I'm very angry because the Tripoli 'circular' highway is literally a death trap; if even a tiny accident happens traffic will be held up for kilometres because it is sealed off in the middle and there are no side alley were help can come from swiftly. If I'm really in a hurry I don't take the highway because I'm afraid to be delayed by an accident. We Libyans are raving lunatics when it comes to driving, speed is our intoxicting agent. I admit that I've been guilty of that as well on many occasions. My father said that it was all the fault of a rubbish collection truck which kept swerving towards the oil tanker.
I was so worried that I contacted all my friends and family to check on their safety, thank God all are fine but I am so sorry for those who did not make it. May they rest in Peace.
Music band in Libya ..
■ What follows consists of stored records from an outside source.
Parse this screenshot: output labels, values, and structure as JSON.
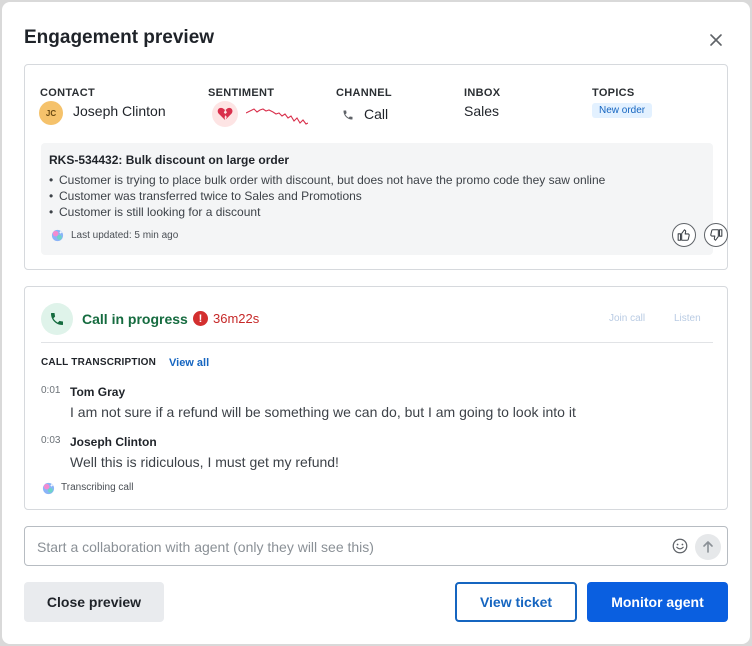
{
  "title": "Engagement preview",
  "contact": {
    "label": "CONTACT",
    "initials": "JC",
    "name": "Joseph Clinton"
  },
  "sentiment": {
    "label": "SENTIMENT"
  },
  "channel": {
    "label": "CHANNEL",
    "value": "Call"
  },
  "inbox": {
    "label": "INBOX",
    "value": "Sales"
  },
  "topics": {
    "label": "TOPICS",
    "items": [
      "New order"
    ]
  },
  "summary": {
    "title": "RKS-534432: Bulk discount on large order",
    "bullets": [
      "Customer is trying to place bulk order with discount, but does not have the promo code they saw online",
      "Customer was transferred twice to Sales and Promotions",
      "Customer is still looking for a discount"
    ],
    "updated": "Last updated: 5 min ago"
  },
  "call": {
    "status": "Call in progress",
    "duration": "36m22s",
    "join_label": "Join call",
    "listen_label": "Listen"
  },
  "transcription": {
    "label": "CALL TRANSCRIPTION",
    "view_all": "View all",
    "entries": [
      {
        "time": "0:01",
        "speaker": "Tom Gray",
        "text": "I am not sure if a refund will be something we can do, but I am going to look into it"
      },
      {
        "time": "0:03",
        "speaker": "Joseph Clinton",
        "text": "Well this is ridiculous, I must get my refund!"
      }
    ],
    "status": "Transcribing call"
  },
  "composer": {
    "placeholder": "Start a collaboration with agent (only they will see this)"
  },
  "buttons": {
    "close": "Close preview",
    "view_ticket": "View ticket",
    "monitor": "Monitor agent"
  },
  "colors": {
    "primary": "#0a5fe0",
    "call_green": "#156b3f",
    "alert_red": "#d32f2f",
    "topic_bg": "#e3f1ff"
  }
}
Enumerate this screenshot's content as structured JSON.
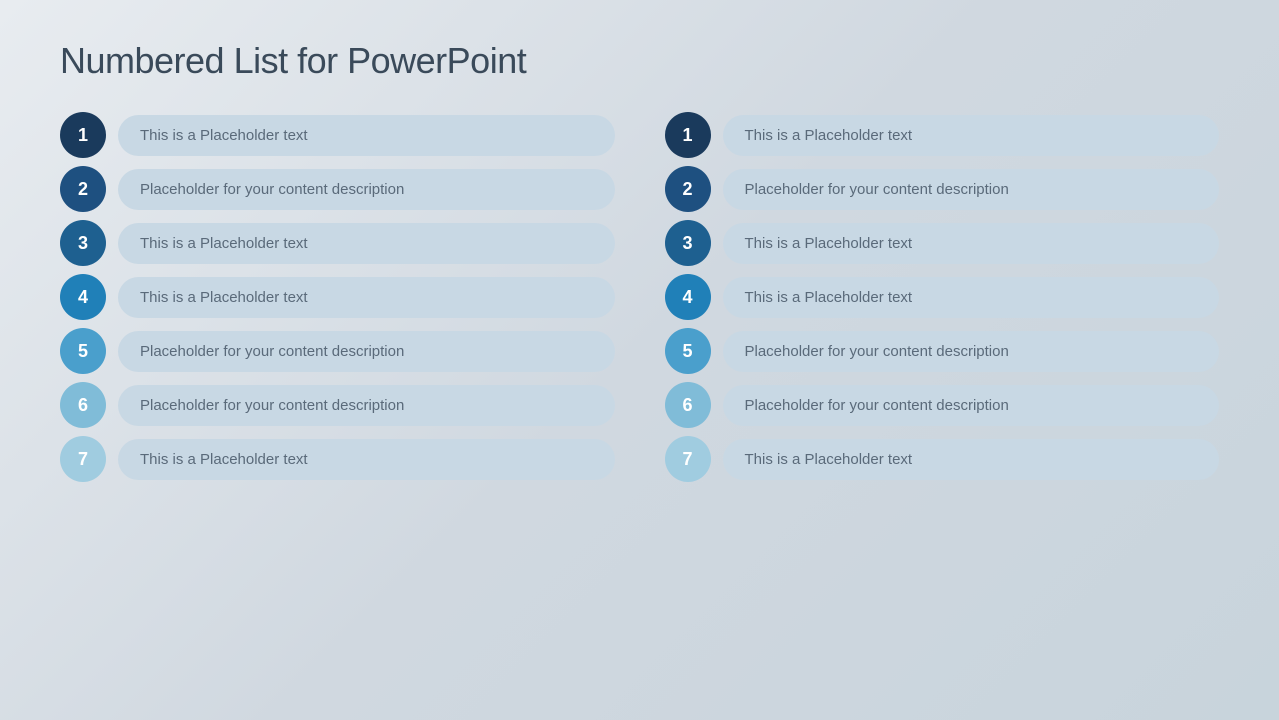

It seems that a US rock band "the heavenly states' has started a short tour in Libya, well I'm not sure about how famous or good these people are because I'm more of a fan or Gun's & Roses, Metallica, AC/DC, Iron Maiden,Steve Vai etc.. , so I'd appreciate if any of the readers could give me some info .

The only western concert I ever attended in Libya was in 2003, it was a German group, and it was held at the Sabratha ruins. I still have the photos stashed somewhere so if I find them I 'll put one up in my update.

update 8/2/05

Well it seems they won't be singing there yet : " Brisbane music manager Eugene Bari has failed in his bid to bring rock 'n' roll to Libya, after a visa mix-up scuttled a tour by US indie band the Heavenly States.The Heavenly States, a Californian band, arrived in Libya on February 1 to play three concerts. The fact that the band's lyrics have a dose of rhetoric criticising US President Bush was not officially mentioned as a possible reason behind the cancellation of the the concerts. [ABC]"